But whereas Kathleen Kennedy heads a company once run by men, others have created their own. None more embody this than Dany Garcia. Owner of The Garcia Companies and co-founder of Seven Bucks Digital Studios, she has created a platform that not only celebrates women but elevates their voices.
It is obvious from her social media pages, that Garcia doesn’t wish to just inspire but offer, offer a platform, a voice, a screen, a safe space for ideas to flourish. She relishes in the accomplishments of those around her, men or women and managing actors like ex-husband and business partner, Dwayne Johnson and Superman himself, Henry Cavill, she has a lot of relishing to do. And she has proof in her dynamic pudding with acclaimed projects such as the highly successful remake of ‘Jumanji’, the Academy Award nominated Documentary ‘Which Way Home’, the highly anticipated ‘Jungle Cruise’ and her latest venture, Titan Games. She is a woman who is breaking glass ceiling, after glass ceiling and she is helping many others, from all walks of life, smash their own.
Similarly to Dany Garcia, Ava DuVernay is at the forefront of creativity in film, directing movies such as, ‘A Wrinkle In Time’ and ‘Selma’. She is smashing the mould of what a director has always been dictated to be, male and white. Ava DuVerney is a black woman, but she is so much more. Her films portray an understanding of the African American community in the same way Dany Garcia’s work does for the Hispanic community. She adds an authentic experience, especially in ‘Selma’, that many filmmakers would fail to grasp.
She is a leading light in the freedoms for women of colour, not just socially but creatively. She makes films that she chooses to make and envelopes a freedom of storytelling that inspires and informs. DuVerney stands with the best of them, not because she is invited, but because she has earnt her place.
Patty Jenkins is another film-maker who has proved the stalemates in Hollywood wrong, achieving immense success with ‘Wonder Woman’, one of the biggest movies of that last decade. Jenkins successfully created a superheroine that embodied the strength of her male co-stars but was stronger for her humanity. Bravery and physical prowess are strong qualities, but what made Jenkin’s ‘Wonder Woman’ so impressive was her compassion. For so long we have seen male superheroes shy away from emotion; it wrongly being perceived as weakness. But Jenkins was able to dive deeper in the psyche of Diana Prince because she is a woman.
This is something that Hollywood has always seemed to stumble with. It makes sense to have a female director helm the story of a female led movie. We have witnessed far too often women portrayed as an embarrassing stereotype of what men in Hollywood perceive how they should be seen. Finally, it feels as if we are emerging from that destructive fog.
For many, in Hollywood they have deemed this shift to be because of the Me Too and Time’s Up movements. For me, yes, they are a factor, but I’d rather give more credit to the women within the film industry. What is a shame for this article, but inspiring for Hollywood, is that there are so many more women who we haven’t mentioned.
But by highlighting Kathleen Kennedy, Dany Garcia, Ava DuVerney and Patty Jenkins, it proves that women are placing themselves at the table whether some want them there or not.
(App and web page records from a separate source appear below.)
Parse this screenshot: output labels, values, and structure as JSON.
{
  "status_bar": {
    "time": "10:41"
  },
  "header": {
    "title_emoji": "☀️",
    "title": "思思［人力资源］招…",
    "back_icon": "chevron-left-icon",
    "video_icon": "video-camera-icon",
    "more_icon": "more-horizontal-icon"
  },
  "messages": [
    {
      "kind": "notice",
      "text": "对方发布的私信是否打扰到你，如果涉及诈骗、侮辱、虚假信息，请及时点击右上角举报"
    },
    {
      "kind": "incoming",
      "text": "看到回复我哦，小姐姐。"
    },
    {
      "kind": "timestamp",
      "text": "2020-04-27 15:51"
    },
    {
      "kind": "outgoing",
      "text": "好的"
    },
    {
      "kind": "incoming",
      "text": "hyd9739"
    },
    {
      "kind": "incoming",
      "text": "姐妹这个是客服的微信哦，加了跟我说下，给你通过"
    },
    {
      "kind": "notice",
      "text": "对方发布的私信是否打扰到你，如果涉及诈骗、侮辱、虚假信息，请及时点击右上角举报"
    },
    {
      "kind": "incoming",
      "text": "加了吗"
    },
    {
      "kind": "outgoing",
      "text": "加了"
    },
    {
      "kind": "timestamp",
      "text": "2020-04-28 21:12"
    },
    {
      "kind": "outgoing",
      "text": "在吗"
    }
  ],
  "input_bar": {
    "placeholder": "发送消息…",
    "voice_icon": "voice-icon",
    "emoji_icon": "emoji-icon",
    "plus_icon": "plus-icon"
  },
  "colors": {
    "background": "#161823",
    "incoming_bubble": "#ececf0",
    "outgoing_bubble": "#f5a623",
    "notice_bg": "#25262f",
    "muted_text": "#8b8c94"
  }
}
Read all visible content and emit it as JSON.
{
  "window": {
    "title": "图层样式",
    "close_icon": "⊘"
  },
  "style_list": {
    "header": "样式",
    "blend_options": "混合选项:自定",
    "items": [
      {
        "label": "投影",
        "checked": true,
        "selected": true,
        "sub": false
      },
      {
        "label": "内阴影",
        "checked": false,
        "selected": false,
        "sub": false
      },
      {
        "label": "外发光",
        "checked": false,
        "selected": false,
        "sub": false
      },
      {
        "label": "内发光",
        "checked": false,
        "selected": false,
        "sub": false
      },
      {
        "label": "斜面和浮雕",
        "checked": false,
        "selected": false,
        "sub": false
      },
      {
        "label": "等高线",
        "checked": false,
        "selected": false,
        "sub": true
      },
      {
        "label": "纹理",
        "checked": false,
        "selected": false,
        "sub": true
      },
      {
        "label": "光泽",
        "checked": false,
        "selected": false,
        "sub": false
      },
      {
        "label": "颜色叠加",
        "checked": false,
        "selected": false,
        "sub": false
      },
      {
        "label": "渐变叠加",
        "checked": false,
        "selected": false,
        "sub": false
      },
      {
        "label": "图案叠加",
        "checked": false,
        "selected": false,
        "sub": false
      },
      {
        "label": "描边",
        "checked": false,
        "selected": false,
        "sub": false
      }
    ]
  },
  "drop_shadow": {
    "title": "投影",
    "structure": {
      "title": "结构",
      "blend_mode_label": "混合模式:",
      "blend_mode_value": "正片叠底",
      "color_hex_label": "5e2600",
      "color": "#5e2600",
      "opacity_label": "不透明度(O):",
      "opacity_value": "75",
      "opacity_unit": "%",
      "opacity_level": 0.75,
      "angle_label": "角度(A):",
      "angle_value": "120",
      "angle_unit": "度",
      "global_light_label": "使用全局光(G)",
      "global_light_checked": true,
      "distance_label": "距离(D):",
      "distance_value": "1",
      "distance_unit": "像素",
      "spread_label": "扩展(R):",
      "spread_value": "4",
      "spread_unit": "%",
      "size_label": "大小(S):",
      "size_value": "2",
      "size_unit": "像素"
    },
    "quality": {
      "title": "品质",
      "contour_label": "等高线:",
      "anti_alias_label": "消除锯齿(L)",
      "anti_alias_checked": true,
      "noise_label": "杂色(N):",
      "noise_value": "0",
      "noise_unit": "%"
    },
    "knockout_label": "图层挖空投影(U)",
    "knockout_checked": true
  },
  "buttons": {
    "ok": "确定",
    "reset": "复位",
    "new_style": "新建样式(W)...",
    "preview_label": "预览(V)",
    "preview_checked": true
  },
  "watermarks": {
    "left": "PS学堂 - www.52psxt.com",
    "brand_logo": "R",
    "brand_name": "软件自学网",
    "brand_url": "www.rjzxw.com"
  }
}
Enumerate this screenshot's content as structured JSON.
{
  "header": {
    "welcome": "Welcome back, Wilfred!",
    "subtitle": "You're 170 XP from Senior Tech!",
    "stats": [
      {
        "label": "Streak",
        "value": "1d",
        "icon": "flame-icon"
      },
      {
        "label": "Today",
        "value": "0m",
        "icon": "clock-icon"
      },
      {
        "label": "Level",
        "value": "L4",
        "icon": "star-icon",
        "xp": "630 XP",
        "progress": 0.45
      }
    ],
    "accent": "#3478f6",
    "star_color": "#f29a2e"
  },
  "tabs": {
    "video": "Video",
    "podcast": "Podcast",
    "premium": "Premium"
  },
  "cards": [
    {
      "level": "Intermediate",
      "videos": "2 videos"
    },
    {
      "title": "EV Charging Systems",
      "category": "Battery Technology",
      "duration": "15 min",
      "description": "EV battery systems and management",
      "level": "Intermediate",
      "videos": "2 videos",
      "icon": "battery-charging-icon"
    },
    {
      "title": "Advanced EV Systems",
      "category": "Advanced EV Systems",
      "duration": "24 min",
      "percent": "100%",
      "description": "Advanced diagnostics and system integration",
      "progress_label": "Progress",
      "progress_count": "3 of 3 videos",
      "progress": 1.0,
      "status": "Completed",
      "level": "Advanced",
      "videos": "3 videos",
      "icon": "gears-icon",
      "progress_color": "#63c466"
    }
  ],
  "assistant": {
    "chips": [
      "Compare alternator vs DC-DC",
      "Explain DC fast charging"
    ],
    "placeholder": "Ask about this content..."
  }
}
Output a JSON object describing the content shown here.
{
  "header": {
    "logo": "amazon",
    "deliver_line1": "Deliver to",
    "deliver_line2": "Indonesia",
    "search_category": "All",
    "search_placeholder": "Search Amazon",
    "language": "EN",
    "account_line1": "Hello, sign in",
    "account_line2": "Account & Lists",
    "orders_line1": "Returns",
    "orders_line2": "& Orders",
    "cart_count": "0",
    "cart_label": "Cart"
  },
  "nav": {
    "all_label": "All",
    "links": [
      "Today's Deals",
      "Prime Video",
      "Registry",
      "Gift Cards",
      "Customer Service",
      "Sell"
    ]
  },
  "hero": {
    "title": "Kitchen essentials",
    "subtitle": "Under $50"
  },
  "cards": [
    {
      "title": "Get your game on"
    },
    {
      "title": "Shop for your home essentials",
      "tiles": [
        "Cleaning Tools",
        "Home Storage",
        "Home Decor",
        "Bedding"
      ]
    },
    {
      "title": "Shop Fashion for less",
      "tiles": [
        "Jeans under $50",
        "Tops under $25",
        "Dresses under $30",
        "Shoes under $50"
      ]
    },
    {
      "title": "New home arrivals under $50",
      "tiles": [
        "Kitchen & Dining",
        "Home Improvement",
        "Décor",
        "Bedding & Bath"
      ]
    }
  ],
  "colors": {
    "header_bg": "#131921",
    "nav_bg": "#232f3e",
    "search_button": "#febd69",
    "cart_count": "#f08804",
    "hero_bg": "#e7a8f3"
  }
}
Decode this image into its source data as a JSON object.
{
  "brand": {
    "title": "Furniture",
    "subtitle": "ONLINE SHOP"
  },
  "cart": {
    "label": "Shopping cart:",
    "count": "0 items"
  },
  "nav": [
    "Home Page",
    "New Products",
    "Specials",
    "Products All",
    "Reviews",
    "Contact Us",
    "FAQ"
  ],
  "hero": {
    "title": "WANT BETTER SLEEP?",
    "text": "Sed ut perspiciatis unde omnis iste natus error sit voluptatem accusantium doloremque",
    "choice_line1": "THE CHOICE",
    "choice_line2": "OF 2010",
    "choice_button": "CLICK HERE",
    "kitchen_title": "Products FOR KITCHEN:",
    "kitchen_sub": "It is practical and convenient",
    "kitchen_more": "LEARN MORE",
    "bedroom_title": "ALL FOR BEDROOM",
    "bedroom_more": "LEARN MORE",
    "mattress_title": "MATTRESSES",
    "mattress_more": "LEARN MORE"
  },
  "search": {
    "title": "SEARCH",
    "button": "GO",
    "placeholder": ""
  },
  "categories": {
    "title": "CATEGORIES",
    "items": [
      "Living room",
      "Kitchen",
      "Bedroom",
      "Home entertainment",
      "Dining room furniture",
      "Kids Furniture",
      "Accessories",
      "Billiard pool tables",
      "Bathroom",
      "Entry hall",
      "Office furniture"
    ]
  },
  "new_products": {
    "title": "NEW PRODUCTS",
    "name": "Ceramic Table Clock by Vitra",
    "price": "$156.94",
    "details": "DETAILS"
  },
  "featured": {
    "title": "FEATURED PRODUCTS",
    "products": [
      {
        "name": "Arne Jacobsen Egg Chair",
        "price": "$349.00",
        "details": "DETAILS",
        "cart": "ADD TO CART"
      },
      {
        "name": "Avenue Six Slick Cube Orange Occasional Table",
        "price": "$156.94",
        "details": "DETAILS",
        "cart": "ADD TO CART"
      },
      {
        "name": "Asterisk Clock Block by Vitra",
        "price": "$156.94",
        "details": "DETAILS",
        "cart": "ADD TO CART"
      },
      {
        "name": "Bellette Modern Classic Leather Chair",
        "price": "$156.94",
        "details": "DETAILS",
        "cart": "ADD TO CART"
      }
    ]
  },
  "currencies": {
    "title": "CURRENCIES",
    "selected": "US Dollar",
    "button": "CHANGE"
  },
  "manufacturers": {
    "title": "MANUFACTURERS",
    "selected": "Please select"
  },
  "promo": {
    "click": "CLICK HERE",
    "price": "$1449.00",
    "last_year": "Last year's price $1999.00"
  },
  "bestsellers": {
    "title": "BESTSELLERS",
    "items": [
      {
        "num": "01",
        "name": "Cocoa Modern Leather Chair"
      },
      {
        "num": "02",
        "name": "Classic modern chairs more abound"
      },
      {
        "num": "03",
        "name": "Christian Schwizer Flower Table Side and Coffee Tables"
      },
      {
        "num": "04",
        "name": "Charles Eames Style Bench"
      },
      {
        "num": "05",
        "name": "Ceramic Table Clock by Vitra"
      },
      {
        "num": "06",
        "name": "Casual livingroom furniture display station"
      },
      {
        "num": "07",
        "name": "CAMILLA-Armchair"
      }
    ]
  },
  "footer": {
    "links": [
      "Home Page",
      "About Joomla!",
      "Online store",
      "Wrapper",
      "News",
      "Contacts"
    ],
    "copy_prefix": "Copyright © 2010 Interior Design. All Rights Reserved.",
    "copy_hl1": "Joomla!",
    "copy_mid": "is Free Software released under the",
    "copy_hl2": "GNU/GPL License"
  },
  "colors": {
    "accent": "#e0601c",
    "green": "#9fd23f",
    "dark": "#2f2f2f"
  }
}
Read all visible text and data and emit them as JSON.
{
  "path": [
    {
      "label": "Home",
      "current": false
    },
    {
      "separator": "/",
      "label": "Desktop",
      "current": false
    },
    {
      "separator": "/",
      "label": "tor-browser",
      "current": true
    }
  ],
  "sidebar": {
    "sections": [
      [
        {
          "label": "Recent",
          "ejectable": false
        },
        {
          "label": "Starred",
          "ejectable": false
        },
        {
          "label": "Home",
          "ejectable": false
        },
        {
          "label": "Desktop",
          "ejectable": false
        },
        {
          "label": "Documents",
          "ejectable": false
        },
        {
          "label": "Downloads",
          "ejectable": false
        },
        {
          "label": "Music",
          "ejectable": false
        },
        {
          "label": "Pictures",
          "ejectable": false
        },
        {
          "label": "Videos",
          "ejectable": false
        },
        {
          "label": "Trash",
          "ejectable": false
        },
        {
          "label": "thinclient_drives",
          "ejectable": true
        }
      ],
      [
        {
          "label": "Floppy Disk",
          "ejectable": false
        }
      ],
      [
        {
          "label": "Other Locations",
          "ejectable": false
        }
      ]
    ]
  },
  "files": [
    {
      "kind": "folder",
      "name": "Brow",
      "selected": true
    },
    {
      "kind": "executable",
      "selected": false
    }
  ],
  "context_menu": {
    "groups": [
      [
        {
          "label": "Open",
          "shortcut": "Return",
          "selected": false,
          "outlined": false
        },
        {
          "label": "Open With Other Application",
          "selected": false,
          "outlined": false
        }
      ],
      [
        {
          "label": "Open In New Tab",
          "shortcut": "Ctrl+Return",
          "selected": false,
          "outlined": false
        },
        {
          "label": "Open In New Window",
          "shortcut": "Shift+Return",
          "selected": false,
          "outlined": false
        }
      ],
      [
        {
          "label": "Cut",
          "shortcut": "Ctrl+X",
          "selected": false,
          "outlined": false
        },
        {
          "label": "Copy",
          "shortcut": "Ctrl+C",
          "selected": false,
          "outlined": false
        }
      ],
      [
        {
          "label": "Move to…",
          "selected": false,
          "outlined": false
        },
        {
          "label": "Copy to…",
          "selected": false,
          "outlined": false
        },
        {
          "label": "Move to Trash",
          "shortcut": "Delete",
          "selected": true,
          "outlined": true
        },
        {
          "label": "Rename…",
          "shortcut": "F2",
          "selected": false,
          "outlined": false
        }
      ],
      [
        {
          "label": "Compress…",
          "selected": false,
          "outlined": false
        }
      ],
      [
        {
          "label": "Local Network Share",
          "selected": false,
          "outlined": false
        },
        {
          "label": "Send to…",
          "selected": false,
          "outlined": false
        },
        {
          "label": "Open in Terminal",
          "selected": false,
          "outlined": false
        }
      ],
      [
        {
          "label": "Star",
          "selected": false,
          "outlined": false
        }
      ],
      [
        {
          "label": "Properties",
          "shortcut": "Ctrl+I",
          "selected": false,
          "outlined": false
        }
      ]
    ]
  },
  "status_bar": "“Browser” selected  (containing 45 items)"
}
It isn’t so much as demanding that we take note and listen, instead showing the world that women can make movies and bloody brilliant ones at that.
What should not be forgotten, is that Hollywood is full of ‘Wonder Women’ who want to tell stories on all sides of the camera, and much like Diana Prince, they aren’t going to wait for you to tell them when you’re ready.